%%

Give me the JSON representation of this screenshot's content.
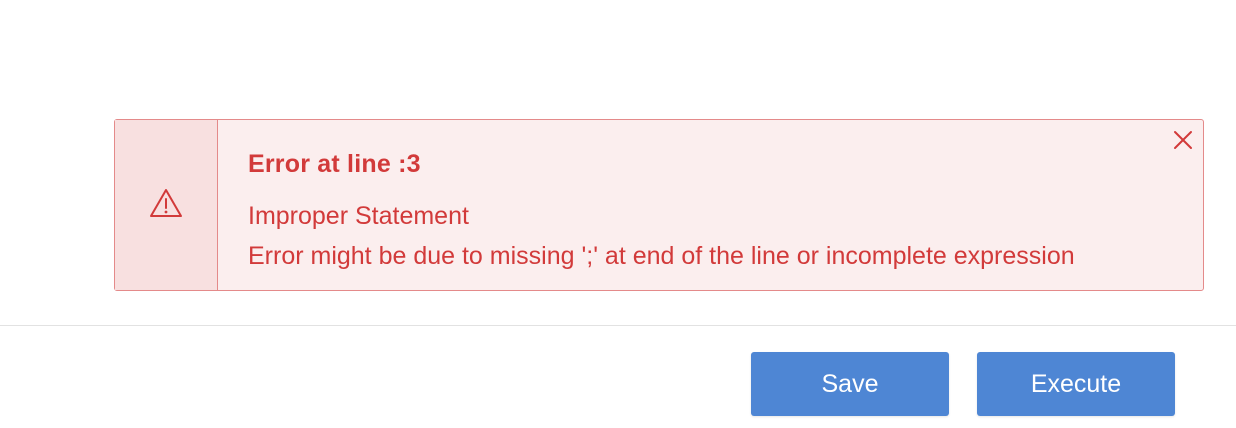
{
  "error_alert": {
    "title": "Error at line :3",
    "message_line1": "Improper Statement",
    "message_line2": "Error might be due to missing ';' at end of the line or incomplete expression",
    "icon": "warning-triangle-icon",
    "close_icon": "close-icon",
    "colors": {
      "text": "#d23a3a",
      "border": "#e48a8a",
      "background": "#fbeeee",
      "icon_panel_background": "#f8e0e0"
    }
  },
  "footer": {
    "save_label": "Save",
    "execute_label": "Execute",
    "button_color": "#4e86d4"
  }
}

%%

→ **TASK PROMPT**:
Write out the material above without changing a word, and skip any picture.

→ **TASK RESULT**:
Give me the JSON representation of this screenshot's content.
{
  "error_alert": {
    "title": "Error at line :3",
    "message_line1": "Improper Statement",
    "message_line2": "Error might be due to missing ';' at end of the line or incomplete expression",
    "icon": "warning-triangle-icon",
    "close_icon": "close-icon",
    "colors": {
      "text": "#d23a3a",
      "border": "#e48a8a",
      "background": "#fbeeee",
      "icon_panel_background": "#f8e0e0"
    }
  },
  "footer": {
    "save_label": "Save",
    "execute_label": "Execute",
    "button_color": "#4e86d4"
  }
}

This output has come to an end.